Feature: Good things come in threes

Wednesday 24 February 2010

Dance3 choreographers at LabanPhoto: Hugo Glendinning Dance3 is a programme of three triple bills of bite size works by a new generation of dance makers being presented in 29 venues across the UK by the National Dance network. It’s being supported by choreographers Wayne McGregor and Matthew Bourne who says: “It is vital that the next generation of choreographers, who are the life blood of dance, continue to be supported through initiatives like Dance3. Equally important is the sustained support of the small-scale venues and dance organisations that support and take risks on new dance talent at early stages of their careers.”

The tour, which starts on 2 March in Liverpool features the work of Claire Cunningham & Jose Agudo, Tom Dale, Laïla Diallo, Heather Eddington, Darren Ellis, Mickael Marso Riviere, Freddie Opoku-Addaie, Tanja Råman, Douglas Thorpe and Ben Wright. There are three chances to catch the work in London: “Linbury Studio Theatre at ROH2”: (4 March) , “Stratford Circus”: (25 Mar) and “The Place”: (29 & 30 Apr)

Eddie Nixon is Director of Theatre & Artist Development at The Place, one of the member organisations of the National Dance Network. He tells us more about the thinking behind Dance3…

Dance 3 is a tour of three different triple bills – each including three works by emerging choreographers – to 26 small-scale venues across the UK. It’s a way of giving audiences nationwide an opportunity to discover some of the brightest choreographic talent making work at this level. The project is an initiative of the National Dance Network – a group of organisations who promote and support the development of dance. It’s a response to our collective concern that the current generation of dancemakers is finding it increasingly difficult to show their work on the small-scale. This, in turn, is stifling their development.

It seems that Dance3 is intended to benefit choreographers, audiences and venues. How did you go about balancing the different needs of those three groups? **We chose choreographers who need this opportunity, work that suits the triple-bill format and then small-scale venues where the audience may be less familiar with the artists but where there is an appetite to present more of this type of dance.

Showing the work of emerging choreographers is at the heart of Dance3. How did you choose the choreographers? **We have extensive knowledge about who is out there making work.

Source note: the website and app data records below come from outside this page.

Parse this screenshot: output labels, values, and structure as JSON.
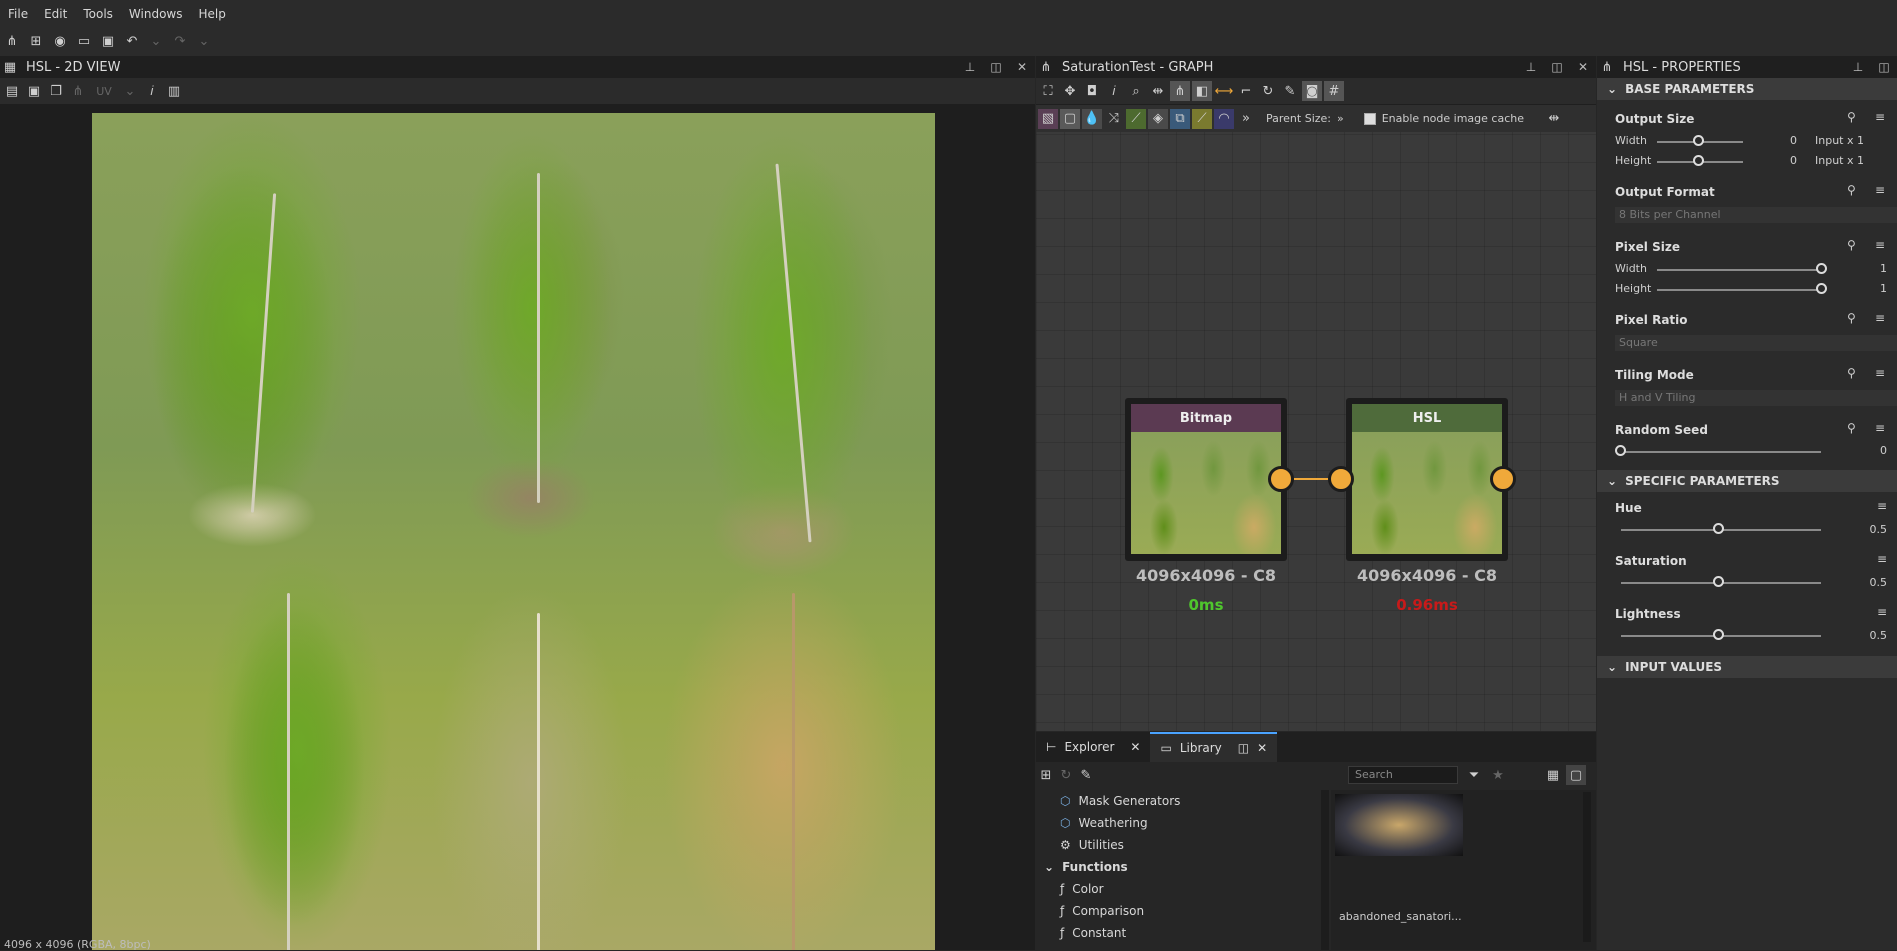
{
  "menu": [
    "File",
    "Edit",
    "Tools",
    "Windows",
    "Help"
  ],
  "view2d": {
    "title": "HSL - 2D VIEW",
    "uv_label": "UV",
    "status": "4096 x 4096 (RGBA, 8bpc)"
  },
  "graph": {
    "title": "SaturationTest - GRAPH",
    "parent_size_label": "Parent Size:",
    "parent_size_value": "»",
    "cache_label": "Enable node image cache",
    "nodes": [
      {
        "name": "Bitmap",
        "size": "4096x4096 - C8",
        "time": "0ms",
        "head_color": "#5b3a52",
        "time_color": "#4fc72d"
      },
      {
        "name": "HSL",
        "size": "4096x4096 - C8",
        "time": "0.96ms",
        "head_color": "#4f6b3b",
        "time_color": "#c81a1a"
      }
    ]
  },
  "library": {
    "tabs": [
      "Explorer",
      "Library"
    ],
    "search_placeholder": "Search",
    "items": [
      {
        "label": "Mask Generators",
        "type": "sub"
      },
      {
        "label": "Weathering",
        "type": "sub"
      },
      {
        "label": "Utilities",
        "type": "sub"
      },
      {
        "label": "Functions",
        "type": "head"
      },
      {
        "label": "Color",
        "type": "fn"
      },
      {
        "label": "Comparison",
        "type": "fn"
      },
      {
        "label": "Constant",
        "type": "fn"
      }
    ],
    "thumb_label": "abandoned_sanatori..."
  },
  "properties": {
    "title": "HSL - PROPERTIES",
    "sections": {
      "base": "BASE PARAMETERS",
      "specific": "SPECIFIC PARAMETERS",
      "inputs": "INPUT VALUES"
    },
    "output_size": {
      "label": "Output Size",
      "width_label": "Width",
      "height_label": "Height",
      "width_value": "0",
      "height_value": "0",
      "width_mode": "Input x 1",
      "height_mode": "Input x 1"
    },
    "output_format": {
      "label": "Output Format",
      "value": "8 Bits per Channel"
    },
    "pixel_size": {
      "label": "Pixel Size",
      "width_label": "Width",
      "height_label": "Height",
      "width_value": "1",
      "height_value": "1"
    },
    "pixel_ratio": {
      "label": "Pixel Ratio",
      "value": "Square"
    },
    "tiling_mode": {
      "label": "Tiling Mode",
      "value": "H and V Tiling"
    },
    "random_seed": {
      "label": "Random Seed",
      "value": "0"
    },
    "hue": {
      "label": "Hue",
      "value": "0.5"
    },
    "saturation": {
      "label": "Saturation",
      "value": "0.5"
    },
    "lightness": {
      "label": "Lightness",
      "value": "0.5"
    }
  }
}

We drew on this to find a group of choreographers who best fitted the aims of the project. Of course there are many other excellent choreographers we couldn’t include – we could only squeeze in ten. For instance, there were people we’d have liked to include who didn’t have the right piece ready for this format at this point.

There have been a couple of sneak previews of Dance3 at British Dance Edition and at Laban. How did they go? **The response has been wonderful. The work and performances are looking great. It was important to have these previews as the evenings, like all triple bills, are technically demanding.

The size of the tour – 29 venues, including three in London – suggests there’s a real demand for this kind of work. Do you feel there was a need for something like Dance3?
When you’re trying to develop both artists and audiences, I think the triple bill format can be a real advantage for the venues. Many small-scale venues are inundated with choreographers wanting to present their work but sometimes they lack the confidence to choose or the expertise to market dance. We provide plenty of extra support for those venues less used to presenting this type of dance. There are lots of artists, dance managers and venues out there trying to address these issues but Dance 3 seems to be doing it in a way that has struck a chord.

How important is the high-profile support of choreographers Matthew Bourne and Wayne McGregor and the artist Antony Gormley? **The project is about developing artists and to have recognition from established artists – those who have benefited from this kind of support earlier in their careers – is vital. Having people like Wayne and Antony – who are leading the post-performance discussion at the Linbury on 4 March – puts the project in a broader cultural context.

How will you measure the success of the first year of Dance3? **The project is about artists, audiences and venues so we’ll be examining the experiences of all those groups.

Is Dance3 intended to be an annual event? **Not at the moment. But we will certainly look at doing it again.

Will you do anything differently next time? **Of course, there are always things to learn when you do something the first time and always ways you can look at developing something. Anyhow, we would have a new selection of artists, works and probably venues. That in itself would suggest new possibilities.

For programme details, UK wide venues and dates: **”www.dance3.org“:http://www.dance3.org

London dates **”Linbury Studio Theatre at ROH2“:http://www.roh.org.uk/whatson/production.aspx?pid=13402, Claire Cunningham & Jose Agudo, Tom Dale, Ben Wright.
4 March. Tickets: £11 – £13. (Post show discussion with choreographer Wayne McGregor and artist Antony Gormley)

Stratford Circus, Darren Ellis, Mickael Riviere, Freddie Opuku-Addaie.
25 March. Tickets: £12 /£8

The Place, Tanja Raman, Darren Ellis, Douglas Thorpe.
29 & 30 April.

What’s On